The agency predicted that 2019 UE1 will zip past the planet on Oct. 28 at 12:51 p.m. EDT from a distance of 0.02191 astronomical units or about 2 million miles away.

Trailing behind 2019 UE1 is an asteroid known as 2019 UC. As noted by CNEOS, this asteroid is flying with a velocity of almost 20,000 miles per hour and has an estimated diameter of around 289 feet.

2019 UC is expected to enter Earth’s neighborhood on Oct. 28 at 9:29 p.m. EDT. During its approach, the asteroid will be about 0.00749 astronomical units or roughly 700,000 miles from the planet’s center.

The last asteroid that will fly past Earth on Monday is called 2019 TR2. According to CNEOS, this asteroid will approach Earth with a speed of about 31,000 miles per hour. It has an estimated diameter of 394 feet, making it the biggest asteroid in the group.

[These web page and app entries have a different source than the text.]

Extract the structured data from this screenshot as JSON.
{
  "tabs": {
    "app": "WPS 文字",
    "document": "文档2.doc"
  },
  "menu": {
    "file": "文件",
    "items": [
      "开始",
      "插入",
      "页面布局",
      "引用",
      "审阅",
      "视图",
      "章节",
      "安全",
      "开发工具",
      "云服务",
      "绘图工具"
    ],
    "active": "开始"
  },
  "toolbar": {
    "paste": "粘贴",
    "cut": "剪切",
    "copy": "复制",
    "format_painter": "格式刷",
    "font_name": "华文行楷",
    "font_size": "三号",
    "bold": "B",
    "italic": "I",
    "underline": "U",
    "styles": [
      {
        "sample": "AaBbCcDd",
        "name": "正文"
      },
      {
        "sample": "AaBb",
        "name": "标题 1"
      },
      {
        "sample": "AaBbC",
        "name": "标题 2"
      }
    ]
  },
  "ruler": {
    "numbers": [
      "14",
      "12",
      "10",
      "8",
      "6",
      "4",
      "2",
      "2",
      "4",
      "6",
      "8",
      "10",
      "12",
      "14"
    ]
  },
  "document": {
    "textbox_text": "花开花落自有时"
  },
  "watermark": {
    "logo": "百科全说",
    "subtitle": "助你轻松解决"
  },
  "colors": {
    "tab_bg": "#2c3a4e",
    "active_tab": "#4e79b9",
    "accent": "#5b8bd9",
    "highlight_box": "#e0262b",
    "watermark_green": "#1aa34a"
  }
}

2019 TR2 is expected to make its debut in Earth’s vicinity on Oct. 29 at 11:27 p.m. EDT. During this time, the asteroid will be about 0.04959 astronomical units or around 4.6 million miles from the planet’s center.

NASA Asteroid family Mars and Jupiter This artist concept catastrophic collisions between asteroids located in the belt between Mars and Jupiter and how they have formed families of objects on similar orbits around the sun. Photo: NASA/JPL-Caltech